18 kg of an aqueous leucrose solution obtained according to Example 1 and having a dry matter content of 35% is charged onto a separating column 6 m in height containing 190 l of polystyrene sulfonate cation exchanger and loaded with calcium. By supplying 35 l/h of distilled water, the saccharides charged onto the separating column are eluated. After fore-runnings comprising 51 l, the subsequent 38 l fraction contain some dextran and iso-malto-oligosaccharides in the eluation.
The 3 l fraction contains 112 g of leucrose besides 39 g of other saccharides; the subsequent 12 l fraction contains 1041 g of leucrose having a purity of about 96.1%. Within the next 3 l, another 153 g of leucrose in combination with 50 g of fructose and 2 g of glucose are eluated.
The thus obtained leucrose solutions may be directly used as sweeteners, if desired.
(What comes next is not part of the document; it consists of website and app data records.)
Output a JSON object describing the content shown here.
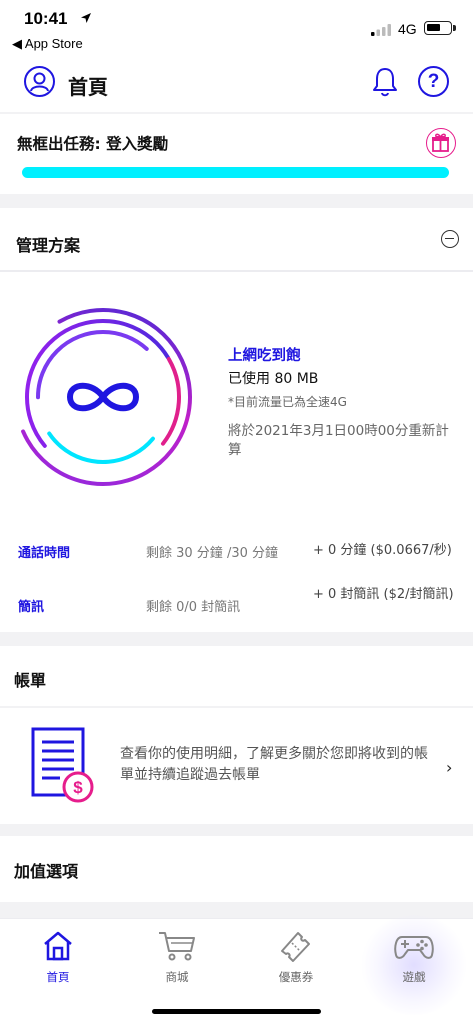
{
  "status_bar": {
    "time": "10:41",
    "back_label": "◀ App Store",
    "network": "4G"
  },
  "header": {
    "title": "首頁"
  },
  "mission": {
    "label": "無框出任務: 登入獎勵",
    "progress": 1.0
  },
  "plan": {
    "heading": "管理方案",
    "plan_name": "上網吃到飽",
    "usage": "已使用 80 MB",
    "note": "*目前流量已為全速4G",
    "reset_text": "將於2021年3月1日00時00分重新計算",
    "rows": [
      {
        "label": "通話時間",
        "remaining": "剩餘 30 分鐘 /30 分鐘",
        "extra": "+ 0 分鐘  ($0.0667/秒)"
      },
      {
        "label": "簡訊",
        "remaining": "剩餘 0/0 封簡訊",
        "extra": "+ 0 封簡訊 ($2/封簡訊)"
      }
    ]
  },
  "bill": {
    "heading": "帳單",
    "description": "查看你的使用明細，了解更多關於您即將收到的帳單並持續追蹤過去帳單"
  },
  "addons": {
    "heading": "加值選項"
  },
  "tabbar": {
    "tabs": [
      {
        "label": "首頁",
        "icon": "home-icon",
        "active": true
      },
      {
        "label": "商城",
        "icon": "cart-icon",
        "active": false
      },
      {
        "label": "優惠券",
        "icon": "coupon-icon",
        "active": false
      },
      {
        "label": "遊戲",
        "icon": "gamepad-icon",
        "active": false
      }
    ]
  },
  "colors": {
    "accent": "#1f16e0",
    "progress": "#00f0ff",
    "gift": "#e61d8c",
    "ring_gradient": [
      "#3a2bd8",
      "#8a2be2",
      "#e0208c",
      "#00e5ff"
    ]
  }
}
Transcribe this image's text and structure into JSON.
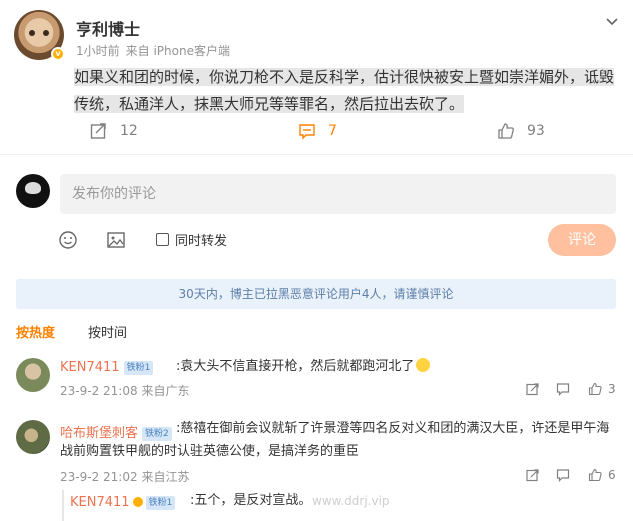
{
  "post": {
    "author": "亨利博士",
    "time": "1小时前",
    "source": "来自 iPhone客户端",
    "text_line1": "如果义和团的时候，你说刀枪不入是反科学，估计很快被安上暨如崇洋媚外，诋毁",
    "text_line2": "传统，私通洋人，抹黑大师兄等等罪名，然后拉出去砍了。",
    "repost_count": "12",
    "comment_count": "7",
    "like_count": "93"
  },
  "composer": {
    "placeholder": "发布你的评论",
    "repost_label": "同时转发",
    "submit_label": "评论"
  },
  "notice": "30天内，博主已拉黑恶意评论用户4人，请谨慎评论",
  "tabs": [
    "按热度",
    "按时间"
  ],
  "comments": [
    {
      "user": "KEN7411",
      "badge": "铁粉1",
      "text": ":袁大头不信直接开枪，然后就都跑河北了",
      "time": "23-9-2 21:08",
      "location": "来自广东",
      "likes": "3"
    },
    {
      "user": "哈布斯堡刺客",
      "badge": "铁粉2",
      "text_line1": ":慈禧在御前会议就斩了许景澄等四名反对义和团的满汉大臣，许还是甲午海",
      "text_line2": "战前购置铁甲舰的时认驻英德公使，是搞洋务的重臣",
      "time": "23-9-2 21:02",
      "location": "来自江苏",
      "likes": "6"
    }
  ],
  "reply": {
    "user": "KEN7411",
    "badge": "铁粉1",
    "text": ":五个，是反对宣战。"
  },
  "watermark": "www.ddrj.vip",
  "colors": {
    "accent": "#ff8200",
    "username": "#eb7350",
    "notice_bg": "#e9f1fb"
  }
}
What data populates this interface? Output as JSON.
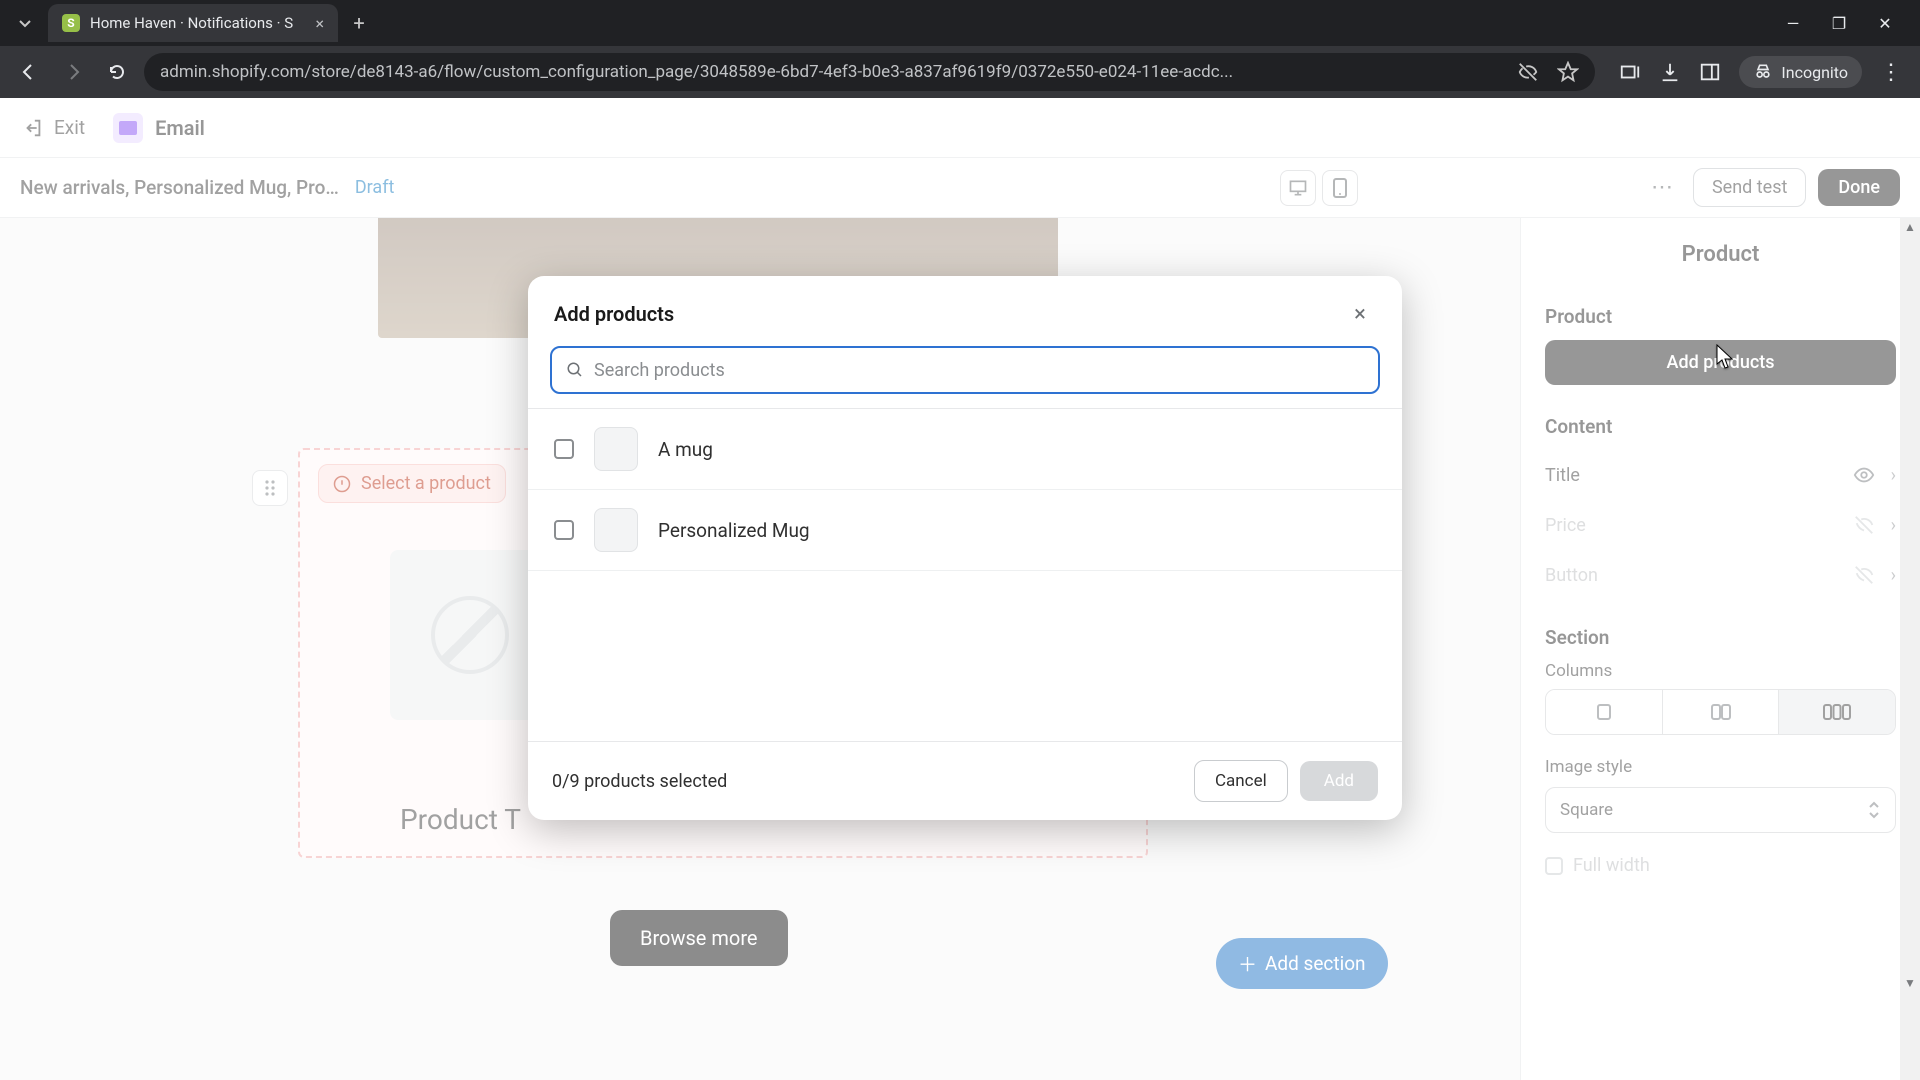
{
  "browser": {
    "tab_title": "Home Haven · Notifications · S",
    "url": "admin.shopify.com/store/de8143-a6/flow/custom_configuration_page/3048589e-6bd7-4ef3-b0e3-a837af9619f9/0372e550-e024-11ee-acdc...",
    "incognito_label": "Incognito"
  },
  "app_topbar": {
    "exit": "Exit",
    "email": "Email"
  },
  "editor_header": {
    "title": "New arrivals, Personalized Mug, Pro…",
    "status": "Draft",
    "send_test": "Send test",
    "done": "Done"
  },
  "canvas": {
    "select_product": "Select a product",
    "product_title": "Product T",
    "browse_more": "Browse more",
    "add_section": "Add section"
  },
  "sidebar": {
    "heading": "Product",
    "product_label": "Product",
    "add_products": "Add products",
    "content_label": "Content",
    "rows": [
      {
        "label": "Title",
        "visible": true
      },
      {
        "label": "Price",
        "visible": false
      },
      {
        "label": "Button",
        "visible": false
      }
    ],
    "section_label": "Section",
    "columns_label": "Columns",
    "image_style_label": "Image style",
    "image_style_value": "Square",
    "full_width": "Full width"
  },
  "modal": {
    "title": "Add products",
    "search_placeholder": "Search products",
    "products": [
      "A mug",
      "Personalized Mug"
    ],
    "selected_count": "0/9 products selected",
    "cancel": "Cancel",
    "add": "Add"
  }
}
They may also be further thickened to from a syrup. Solid leucrose, for example, is obtained by lyophilization of the solutions.
The leucose fraction as obtained in accordance with Example 3, which had been brought to a purity of 98.1% by means of a second chromatographic purification step, are tested for acid formation using Streptococcus mutans NCTC 10449. In the course thereof, the proton production is measured by registration of the pH drop in the acidification test as well as by alkali consumption (at constant pH) by automatic back titration. It is found that leucrose does not form acid. Since leucrose is a poor substrate for glucose, no dextrans are formed either. Tests using intestinal bacteria have resulted in the finding that the rate of leucrose degradation as compared to the degradation of maltose is about 1/5 to 1/3. Thus, the degradation products fructose and glucose are already available in the small intestine and can be fully utilized metabolically. Virtually no undegraded leucrose will get into the large intestine.
2,000 g of cyrstalline fructose are dissolved at 298 K. in 1.6 l of an aqueous solution of the enzyme α(1-6)-glucosyl transferase (dextran sucrase) having an activity of 7,500 I.U./l. The pH of the solution is 5.4. To this solution 13 l of an aqueous saccharose solution containing 5,200 g of saccharose are added by pumping during 70 hours. 2 hours after completion of the saccharose addition the saccharose content is less than 1% of the dry matter of the reaction mixture, and the leucrose content is 38.1%, corresponding to yield of 52.7%, based on the saccharose employed as the starting material.
The leucrose solution having been thickened to a dry substance content of 75 to 80%, is seeded with seed crystals and slowly cooled (at a rate of 1° to 3° C./h). Thus, leucrose is obtained as the monohydrate in the form of rhombic crystals; melting point 159°-160° C.; [α]D 20 =-6.8°.